The Wilms tumor comes from immature kidney cells that do not mature but instead, grow out of control. Even so, most Wilms tumors are caught at Stage I or II, meaning the prognosis is very favorable. In fact, 90-93 percent of the children diagnosed with a Wilms tumor survive five years.
The Wilms tumor is generally completely removed through surgery. Usually, the Wilms tumor is easily accessible and is localized to the kidney itself. Once removed, the oncologist may recommend chemotherapy and possibly radiation therapy.
There are two types of Wilms tumors: favorable and unfavorable. A favorable Wilms tumor has well-defined, regular small cell nuclei. In the unfavorable type, the cell nuclei are large and distorted. An unfavorable Wilms tumor is more prone to metastasis, and may be harder to control.

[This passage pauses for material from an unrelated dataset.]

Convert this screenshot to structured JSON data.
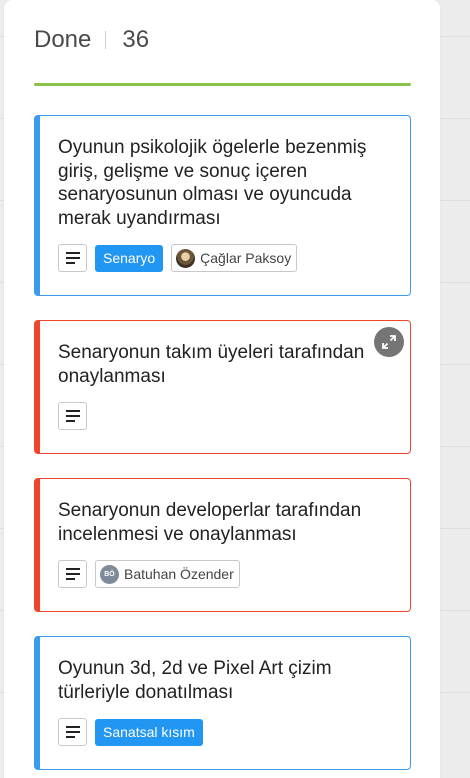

Although the symptoms of a Wilms tumor can be nebulous, there are some things a parent should look for: long-term nausea and vomiting, blood in the urine, loss of appetite and night sweats. If these symptoms persist, parents should insist their pediatrician run a complete battery of tests that include a screening for Wilms tumor such as an MRI or CT scan. If the doctors determine there is a mass on the kidney, it will usually then be biopsied and staged. The staging and histology will largely determine treatment.
The good news about the Wilms tumor is that doctors consider it a curable disease. Cure outcomes have jumped from 80 percent to over 90 percent since 1984.